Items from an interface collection
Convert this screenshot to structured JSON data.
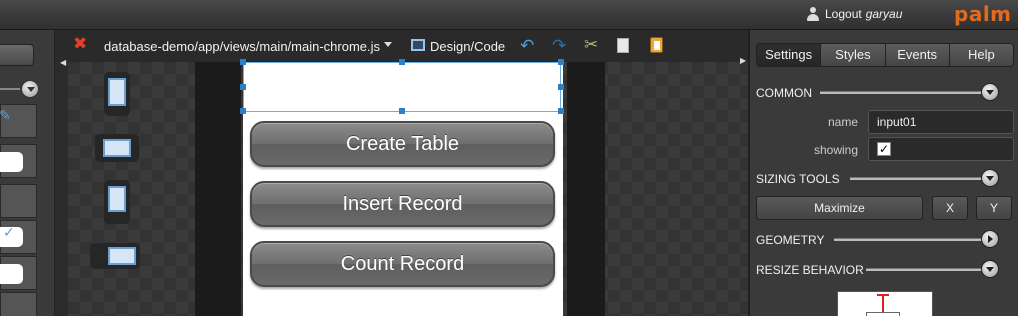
{
  "header": {
    "logout_label": "Logout",
    "username": "garyau",
    "brand": "palm"
  },
  "toolbar": {
    "file_path": "database-demo/app/views/main/main-chrome.js",
    "view_mode_label": "Design/Code"
  },
  "app": {
    "buttons": [
      {
        "label": "Create Table"
      },
      {
        "label": "Insert Record"
      },
      {
        "label": "Count Record"
      }
    ]
  },
  "inspector": {
    "tabs": [
      "Settings",
      "Styles",
      "Events",
      "Help"
    ],
    "sections": {
      "common": "COMMON",
      "sizing_tools": "SIZING TOOLS",
      "geometry": "GEOMETRY",
      "resize_behavior": "RESIZE BEHAVIOR"
    },
    "properties": {
      "name_label": "name",
      "name_value": "input01",
      "showing_label": "showing",
      "showing_checked": true
    },
    "sizing": {
      "maximize": "Maximize",
      "x": "X",
      "y": "Y"
    }
  },
  "icons": {
    "close": "close-icon",
    "undo": "undo-icon",
    "redo": "redo-icon",
    "cut": "cut-icon",
    "copy": "copy-icon",
    "paste": "paste-icon"
  },
  "colors": {
    "brand": "#e06a1e",
    "selection": "#2f7fc8",
    "close": "#e0402a"
  }
}
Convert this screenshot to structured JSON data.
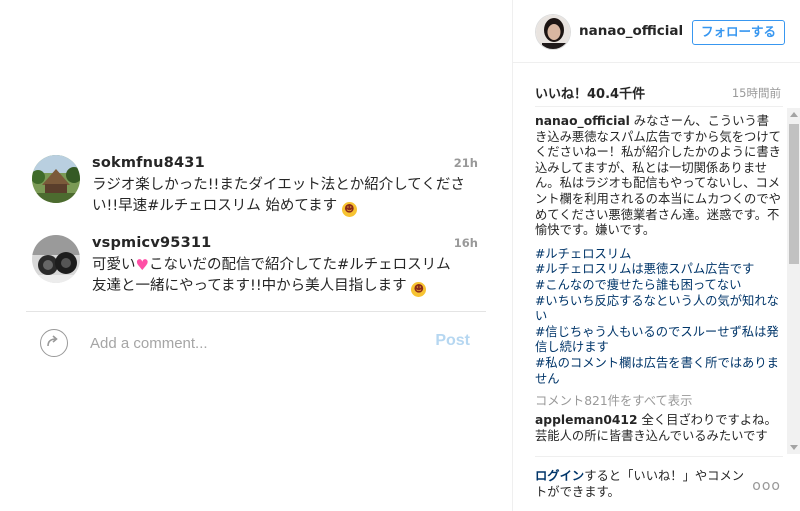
{
  "comments": [
    {
      "username": "sokmfnu8431",
      "time": "21h",
      "text_part1": "ラジオ楽しかった!!またダイエット法とか紹介してください!!早速",
      "hashtag": "#ルチェロスリム",
      "text_part2": " 始めてます",
      "emoji": "laughing-emoji"
    },
    {
      "username": "vspmicv95311",
      "time": "16h",
      "text_part1": "可愛い",
      "text_part2": "こないだの配信で紹介してた",
      "hashtag": "#ルチェロスリム",
      "text_part3": "友達と一緒にやってます!!中から美人目指します",
      "emoji1": "heart-emoji",
      "emoji2": "laughing-emoji"
    }
  ],
  "add_comment": {
    "placeholder": "Add a comment...",
    "post_label": "Post"
  },
  "owner": {
    "username": "nanao_official",
    "follow_label": "フォローする"
  },
  "post": {
    "likes": "いいね！40.4千件",
    "ago": "15時間前"
  },
  "caption": {
    "username": "nanao_official",
    "text": " みなさーん、こういう書き込み悪徳なスパム広告ですから気をつけてくださいねー！私が紹介したかのように書き込みしてますが、私とは一切関係ありません。私はラジオも配信もやってないし、コメント欄を利用されるの本当にムカつくのでやめてください悪徳業者さん達。迷惑です。不愉快です。嫌いです。",
    "hashtags": [
      "#ルチェロスリム",
      "#ルチェロスリムは悪徳スパム広告です",
      "#こんなので痩せたら誰も困ってない",
      "#いちいち反応するなという人の気が知れない",
      "#信じちゃう人もいるのでスルーせず私は発信し続けます",
      "#私のコメント欄は広告を書く所ではありません"
    ]
  },
  "view_all_comments": "コメント821件をすべて表示",
  "sub_comment": {
    "username": "appleman0412",
    "text": " 全く目ざわりですよね。芸能人の所に皆書き込んでいるみたいです"
  },
  "footer": {
    "login_link": "ログイン",
    "login_rest": "すると「いいね！」やコメントができます。",
    "more": "ooo"
  },
  "colors": {
    "link_blue": "#003569",
    "follow_blue": "#3897f0",
    "post_disabled": "#b6d7f1",
    "muted": "#999999"
  }
}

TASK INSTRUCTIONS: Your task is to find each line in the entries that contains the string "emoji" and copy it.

WORKED SOLUTION:
      "emoji": "laughing-emoji"
      "emoji1": "heart-emoji",
      "emoji2": "laughing-emoji"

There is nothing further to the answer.